February 18, 2016 by David K. Sutton
Why Apple Is Right To Deny FBI’s Request To ‘Hack’ iPhone
When the FBI asked Apple to assist in hacking an iPhone on national security grounds, Apple refused. When a federal magistrate ordered Apple to work with the FBI to hack an iPhone, Apple again refused (well, not yet officially). Apple should challenge the court order, because they are on the correct side of civil liberties and privacy.
When Apple rolled out iOS 8 in 2014, the new mobile operating system included upgraded encryption that would make it impossible for the company to unencrypt a device. This means Apple cannot grant the government access to encrypted data on iOS devices, even if compelled by court order. It simply isn’t possible. There is no master key. There is no workaround. There is no backdoor.
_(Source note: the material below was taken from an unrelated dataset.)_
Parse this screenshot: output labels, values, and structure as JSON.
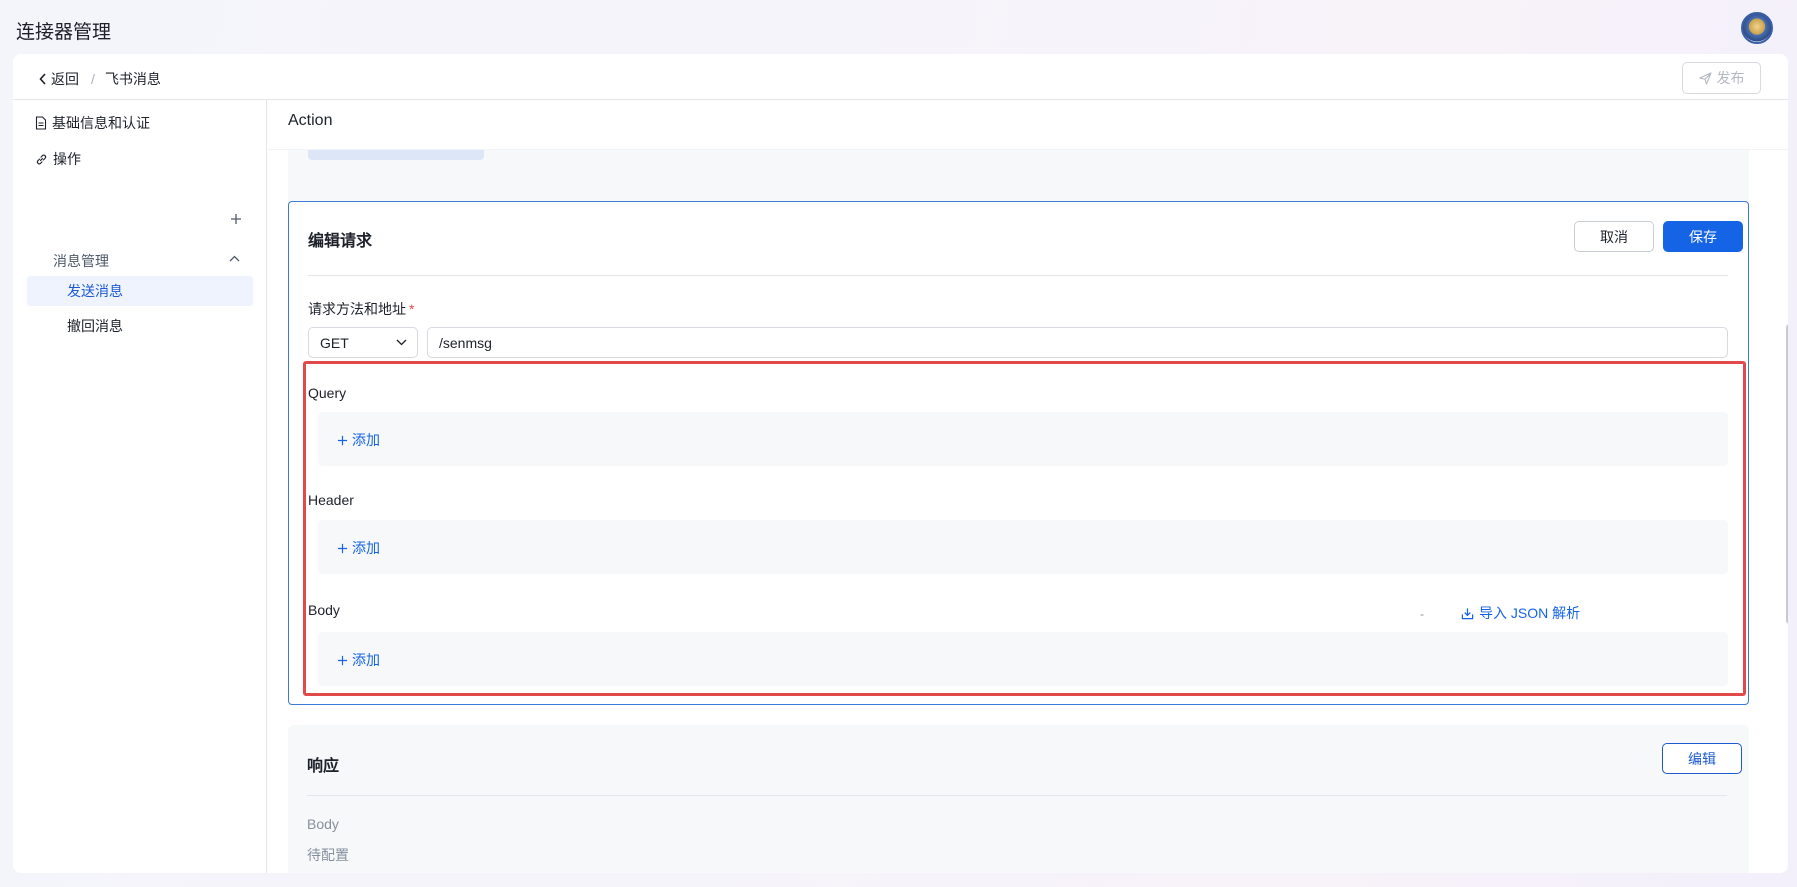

In the aftermath of the San Bernardino mass shooting, where a husband and wife, Syed Rizwan Farook and Tashfeen Malik, killed 14 and wounded 22, the FBI has asked Apple to create a new version of its mobile operating system, allowing the FBI to unlock Farook’s iPhone 5C via brute force. The FBI wants Apple to disable the security feature that wipe’s an iPhone’s contents after 10 unsuccessful password attempts, and they also want Apple to allow password attempts electronically instead of requiring the password to be entered physically via the iPhone’s screen. This would allow the FBI to use millions of combinations via high-speed computer. When Apple rebuffed the FBI, the bureau took the issue to court, and the court sided with the FBI, ordering Apple to hack their own security.
In response to this unprecedented court order, Apple released a statement to their customers stating in-part, “The government is asking Apple to hack our own users and undermine decades of security advancements that protect our customers — including tens of millions of American citizens — from sophisticated hackers and cybercriminals.” Adding, “The same engineers who built strong encryption into the iPhone to protect our users would, ironically, be ordered to weaken those protections and make our users less safe.”
Some legislators, all too eager to trot out typical national security tropes, are saying Apple is trying to protect a terrorist. “Apple chose to protect a dead ISIS terrorist’s privacy over the security of the American people,” said Senator Tom Cotton (R). This is an incredibly weak statement, but unfortunately it is what we have come to expect in a nation gripped with fear.
Far too often those who complain most about big government are the first to demand that same big government infringe privacy in the name of national security. It seems “keeping us safe” trumps the constitution, and that is exactly what is playing out here. Does anyone really believe this is a good bargain?
This isn’t about protecting the privacy of a dead terrorist. It’s about the privacy of millions of people. There’s a big difference between cracking a physical safe and a digital backdoor to get around encryption. Because once that digital backdoor exists, it doesn’t matter if it was only pushed to this one phone, it exists in the world, and puts at risk the encryption on all phones. How do we know this backdoor won’t fall into the hands of the terrorists?
It doesn’t matter if you have nothing to hide, because that isn’t the point. This is a terrible defense to make while handing over your privacy and civil liberties. Nonetheless, it is a common refrain. I’m not saying I don’t understand this tendency, but the problem is that it justifies erasing and re-drawing the line on privacy. How often can we continue to do this?
Even if we agree with the intentions of the FBI, it still doesn’t make it right. Apple should not be compelled to compromise the security and privacy of millions of innocent people. We should evaluate security and privacy issues by making a well-reasoned judgement that will stand the test of time. We should not allow ourselves to be prone to rash decisions out of the fear of the moment. I absolutely expect law enforcement to try as hard as they can to get as much information as they can, through whatever avenues they believe they can navigate. But, it is the job of the rest of us to keep law enforcement in check, not just go along for the ride at every turn.